Both magnetic resonance imaging and ultrasonography of the wrist have been advocated for the diagnosis of occult dorsal carpal ganglia. This clinical series compares the utility of the two techniques for confirming clinical suspicion of such occult ganglia. Four wrists in three patients with suspected occult dorsal ganglia were identified prospectively over a 12-month period. Each patient underwent imaging with both techniques on the same day. Subsequently, the wrist was operatively explored and the excised tissue was microscopically evaluated. All wrists in this series had positive magnetic resonance imaging and ultrasound findings, with operative and histologic confirmation of the diagnosis. No diagnostic advantage of one imaging study over the other was identified. With its lower cost and lack of contraindications, ultrasound may be the more suitable technique for establishing the diagnosis of occult dorsal carpal ganglion when clinical findings are inconclusive.

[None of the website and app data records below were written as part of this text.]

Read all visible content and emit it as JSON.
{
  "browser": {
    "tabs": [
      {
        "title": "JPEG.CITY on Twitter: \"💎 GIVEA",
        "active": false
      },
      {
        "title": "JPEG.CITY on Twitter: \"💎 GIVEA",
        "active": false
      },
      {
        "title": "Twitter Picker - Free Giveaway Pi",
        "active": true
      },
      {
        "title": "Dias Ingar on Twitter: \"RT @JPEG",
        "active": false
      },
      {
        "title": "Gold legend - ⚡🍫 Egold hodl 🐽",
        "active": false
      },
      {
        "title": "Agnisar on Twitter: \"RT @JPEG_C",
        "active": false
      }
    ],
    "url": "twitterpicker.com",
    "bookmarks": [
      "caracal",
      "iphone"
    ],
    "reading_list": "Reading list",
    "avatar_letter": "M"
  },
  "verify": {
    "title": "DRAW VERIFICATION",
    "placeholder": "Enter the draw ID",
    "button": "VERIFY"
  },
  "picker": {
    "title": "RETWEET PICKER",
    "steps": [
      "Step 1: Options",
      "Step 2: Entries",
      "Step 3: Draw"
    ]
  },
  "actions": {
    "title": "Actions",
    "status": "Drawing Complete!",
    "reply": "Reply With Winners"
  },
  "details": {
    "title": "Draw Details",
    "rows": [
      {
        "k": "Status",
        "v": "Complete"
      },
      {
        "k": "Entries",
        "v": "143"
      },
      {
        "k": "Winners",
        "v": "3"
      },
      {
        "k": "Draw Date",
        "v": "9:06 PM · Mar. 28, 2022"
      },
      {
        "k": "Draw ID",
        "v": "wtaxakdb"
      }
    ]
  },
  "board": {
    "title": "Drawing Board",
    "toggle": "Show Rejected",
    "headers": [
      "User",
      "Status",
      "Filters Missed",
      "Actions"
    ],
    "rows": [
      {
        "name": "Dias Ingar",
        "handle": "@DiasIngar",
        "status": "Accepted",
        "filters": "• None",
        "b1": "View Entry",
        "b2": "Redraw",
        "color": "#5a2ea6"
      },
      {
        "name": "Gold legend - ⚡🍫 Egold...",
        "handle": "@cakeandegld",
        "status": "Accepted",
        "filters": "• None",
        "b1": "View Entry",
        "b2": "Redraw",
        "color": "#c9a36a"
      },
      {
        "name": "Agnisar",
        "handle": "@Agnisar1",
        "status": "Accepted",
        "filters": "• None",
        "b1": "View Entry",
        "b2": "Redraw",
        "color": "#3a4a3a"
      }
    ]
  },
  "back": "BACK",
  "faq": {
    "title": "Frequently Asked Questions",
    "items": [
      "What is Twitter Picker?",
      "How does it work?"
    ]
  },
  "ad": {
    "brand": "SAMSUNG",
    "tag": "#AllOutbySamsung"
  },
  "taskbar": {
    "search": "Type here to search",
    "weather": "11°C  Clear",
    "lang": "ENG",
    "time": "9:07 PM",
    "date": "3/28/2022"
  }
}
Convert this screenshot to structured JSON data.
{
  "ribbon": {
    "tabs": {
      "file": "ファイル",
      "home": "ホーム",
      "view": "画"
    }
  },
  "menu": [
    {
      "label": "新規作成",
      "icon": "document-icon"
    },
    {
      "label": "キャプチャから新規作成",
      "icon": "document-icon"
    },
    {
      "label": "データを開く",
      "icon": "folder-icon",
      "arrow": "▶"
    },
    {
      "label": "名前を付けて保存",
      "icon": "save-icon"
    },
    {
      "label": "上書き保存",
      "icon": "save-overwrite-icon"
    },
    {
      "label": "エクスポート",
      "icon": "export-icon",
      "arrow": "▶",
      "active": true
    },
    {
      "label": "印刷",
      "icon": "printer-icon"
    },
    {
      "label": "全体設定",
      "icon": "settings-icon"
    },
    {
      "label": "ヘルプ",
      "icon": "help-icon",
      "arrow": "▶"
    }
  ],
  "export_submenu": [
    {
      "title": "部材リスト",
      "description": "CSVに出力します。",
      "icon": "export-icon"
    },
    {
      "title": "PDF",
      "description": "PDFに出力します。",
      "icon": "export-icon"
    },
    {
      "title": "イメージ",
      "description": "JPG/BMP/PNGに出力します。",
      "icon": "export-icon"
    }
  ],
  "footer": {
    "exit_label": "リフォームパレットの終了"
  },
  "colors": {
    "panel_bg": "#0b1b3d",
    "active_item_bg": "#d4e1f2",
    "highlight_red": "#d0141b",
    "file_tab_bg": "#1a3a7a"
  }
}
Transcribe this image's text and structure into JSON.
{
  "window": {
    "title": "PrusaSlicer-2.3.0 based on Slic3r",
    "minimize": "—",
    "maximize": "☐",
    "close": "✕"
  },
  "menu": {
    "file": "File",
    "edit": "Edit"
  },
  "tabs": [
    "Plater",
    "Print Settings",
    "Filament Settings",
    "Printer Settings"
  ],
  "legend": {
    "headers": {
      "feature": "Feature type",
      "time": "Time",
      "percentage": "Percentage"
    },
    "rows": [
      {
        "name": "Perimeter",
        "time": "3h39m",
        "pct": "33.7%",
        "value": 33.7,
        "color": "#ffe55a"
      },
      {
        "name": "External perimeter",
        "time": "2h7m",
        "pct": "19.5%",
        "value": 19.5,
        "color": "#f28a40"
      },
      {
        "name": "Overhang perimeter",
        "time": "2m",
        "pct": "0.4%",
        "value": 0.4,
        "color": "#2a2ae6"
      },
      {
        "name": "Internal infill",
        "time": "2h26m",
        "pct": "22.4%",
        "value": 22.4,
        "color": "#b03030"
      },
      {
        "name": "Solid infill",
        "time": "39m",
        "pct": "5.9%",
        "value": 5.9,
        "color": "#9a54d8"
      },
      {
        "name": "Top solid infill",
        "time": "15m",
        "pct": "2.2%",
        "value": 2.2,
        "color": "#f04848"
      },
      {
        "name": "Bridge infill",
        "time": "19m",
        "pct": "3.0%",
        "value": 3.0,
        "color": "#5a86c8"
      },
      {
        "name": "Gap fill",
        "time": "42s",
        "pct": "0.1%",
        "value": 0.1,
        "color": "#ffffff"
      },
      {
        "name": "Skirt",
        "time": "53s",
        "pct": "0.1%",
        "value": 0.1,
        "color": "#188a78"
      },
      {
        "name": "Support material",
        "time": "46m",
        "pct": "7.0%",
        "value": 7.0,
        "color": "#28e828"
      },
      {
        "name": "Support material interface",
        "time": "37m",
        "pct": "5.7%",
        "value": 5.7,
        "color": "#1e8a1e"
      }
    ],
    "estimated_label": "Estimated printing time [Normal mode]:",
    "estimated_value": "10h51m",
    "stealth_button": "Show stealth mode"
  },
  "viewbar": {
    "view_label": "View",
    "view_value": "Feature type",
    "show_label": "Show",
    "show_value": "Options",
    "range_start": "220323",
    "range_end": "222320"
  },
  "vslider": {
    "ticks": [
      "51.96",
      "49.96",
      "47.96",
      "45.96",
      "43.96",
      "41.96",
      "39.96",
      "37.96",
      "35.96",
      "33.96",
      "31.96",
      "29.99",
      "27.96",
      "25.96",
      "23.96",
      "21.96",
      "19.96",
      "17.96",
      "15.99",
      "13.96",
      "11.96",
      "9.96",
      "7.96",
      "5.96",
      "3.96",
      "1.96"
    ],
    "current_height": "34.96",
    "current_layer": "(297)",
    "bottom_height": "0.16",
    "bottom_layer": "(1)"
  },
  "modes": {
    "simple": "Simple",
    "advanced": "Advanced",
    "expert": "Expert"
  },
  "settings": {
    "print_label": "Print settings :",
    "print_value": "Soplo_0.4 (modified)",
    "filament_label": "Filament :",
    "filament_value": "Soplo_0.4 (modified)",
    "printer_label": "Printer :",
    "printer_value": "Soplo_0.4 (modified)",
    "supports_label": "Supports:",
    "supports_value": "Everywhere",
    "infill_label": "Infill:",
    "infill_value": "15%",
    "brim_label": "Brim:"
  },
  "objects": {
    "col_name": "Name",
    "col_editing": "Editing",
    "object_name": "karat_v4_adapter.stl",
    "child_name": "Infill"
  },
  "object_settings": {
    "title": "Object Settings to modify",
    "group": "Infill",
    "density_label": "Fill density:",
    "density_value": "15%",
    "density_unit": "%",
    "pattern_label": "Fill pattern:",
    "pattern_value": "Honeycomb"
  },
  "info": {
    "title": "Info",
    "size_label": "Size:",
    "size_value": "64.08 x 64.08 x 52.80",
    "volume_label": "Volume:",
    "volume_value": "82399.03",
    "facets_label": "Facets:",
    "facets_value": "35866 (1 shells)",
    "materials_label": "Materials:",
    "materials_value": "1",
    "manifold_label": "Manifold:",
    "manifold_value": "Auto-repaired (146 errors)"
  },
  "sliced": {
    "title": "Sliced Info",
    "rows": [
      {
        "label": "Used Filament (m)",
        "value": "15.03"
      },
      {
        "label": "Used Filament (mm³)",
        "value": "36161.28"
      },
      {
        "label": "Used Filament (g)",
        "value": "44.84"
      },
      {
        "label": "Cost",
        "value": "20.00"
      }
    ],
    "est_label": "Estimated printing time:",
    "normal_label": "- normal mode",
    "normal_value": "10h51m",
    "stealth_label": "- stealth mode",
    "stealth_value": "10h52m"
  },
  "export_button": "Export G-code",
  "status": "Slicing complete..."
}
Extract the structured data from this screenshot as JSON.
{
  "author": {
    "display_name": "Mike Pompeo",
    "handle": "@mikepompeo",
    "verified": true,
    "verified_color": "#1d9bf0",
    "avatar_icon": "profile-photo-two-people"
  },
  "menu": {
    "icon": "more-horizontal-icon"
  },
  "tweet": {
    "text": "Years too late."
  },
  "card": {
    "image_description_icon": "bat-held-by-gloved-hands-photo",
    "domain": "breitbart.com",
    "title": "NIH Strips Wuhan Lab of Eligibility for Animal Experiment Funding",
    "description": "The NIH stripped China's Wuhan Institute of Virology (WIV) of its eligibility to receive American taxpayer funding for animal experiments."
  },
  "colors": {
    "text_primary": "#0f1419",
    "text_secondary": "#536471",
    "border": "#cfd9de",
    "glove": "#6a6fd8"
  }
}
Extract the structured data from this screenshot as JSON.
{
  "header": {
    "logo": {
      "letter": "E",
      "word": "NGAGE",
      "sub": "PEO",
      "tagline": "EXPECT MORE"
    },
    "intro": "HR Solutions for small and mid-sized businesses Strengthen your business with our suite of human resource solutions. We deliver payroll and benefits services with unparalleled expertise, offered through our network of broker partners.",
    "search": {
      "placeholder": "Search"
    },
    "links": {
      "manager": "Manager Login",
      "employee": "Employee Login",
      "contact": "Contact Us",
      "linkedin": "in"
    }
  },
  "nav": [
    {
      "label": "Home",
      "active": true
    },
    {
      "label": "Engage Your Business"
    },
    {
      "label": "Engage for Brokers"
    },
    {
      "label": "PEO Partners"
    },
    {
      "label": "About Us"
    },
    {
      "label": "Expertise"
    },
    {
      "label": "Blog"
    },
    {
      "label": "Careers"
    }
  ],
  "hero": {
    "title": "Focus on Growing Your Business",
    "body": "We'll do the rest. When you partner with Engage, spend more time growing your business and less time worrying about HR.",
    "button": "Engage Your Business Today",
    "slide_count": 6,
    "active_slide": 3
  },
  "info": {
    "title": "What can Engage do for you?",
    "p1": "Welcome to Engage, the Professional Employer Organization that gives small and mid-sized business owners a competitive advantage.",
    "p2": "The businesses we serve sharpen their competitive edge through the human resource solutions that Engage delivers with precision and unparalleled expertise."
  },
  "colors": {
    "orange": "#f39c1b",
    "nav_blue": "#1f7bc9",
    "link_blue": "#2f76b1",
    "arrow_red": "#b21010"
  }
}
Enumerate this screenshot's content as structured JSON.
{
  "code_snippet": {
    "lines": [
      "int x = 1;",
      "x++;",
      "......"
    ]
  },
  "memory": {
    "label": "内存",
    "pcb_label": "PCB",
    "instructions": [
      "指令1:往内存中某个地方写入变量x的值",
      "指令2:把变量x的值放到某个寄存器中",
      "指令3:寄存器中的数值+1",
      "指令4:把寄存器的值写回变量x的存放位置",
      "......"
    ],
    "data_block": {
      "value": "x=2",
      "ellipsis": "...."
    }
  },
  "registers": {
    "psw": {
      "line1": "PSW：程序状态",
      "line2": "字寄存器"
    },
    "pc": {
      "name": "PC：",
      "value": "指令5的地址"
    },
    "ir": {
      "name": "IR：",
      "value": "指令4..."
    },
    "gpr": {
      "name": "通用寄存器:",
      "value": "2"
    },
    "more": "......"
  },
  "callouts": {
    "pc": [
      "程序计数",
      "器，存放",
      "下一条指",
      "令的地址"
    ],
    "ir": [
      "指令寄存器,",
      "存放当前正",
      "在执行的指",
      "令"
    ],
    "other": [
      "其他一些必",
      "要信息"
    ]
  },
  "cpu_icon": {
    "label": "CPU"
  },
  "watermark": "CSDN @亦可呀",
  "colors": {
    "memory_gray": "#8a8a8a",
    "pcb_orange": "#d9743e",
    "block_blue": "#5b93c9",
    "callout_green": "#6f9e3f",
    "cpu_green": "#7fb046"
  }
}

|Number of pages
|American journal of orthopedics (Belle Mead, N.J.)
|Published - Feb 1998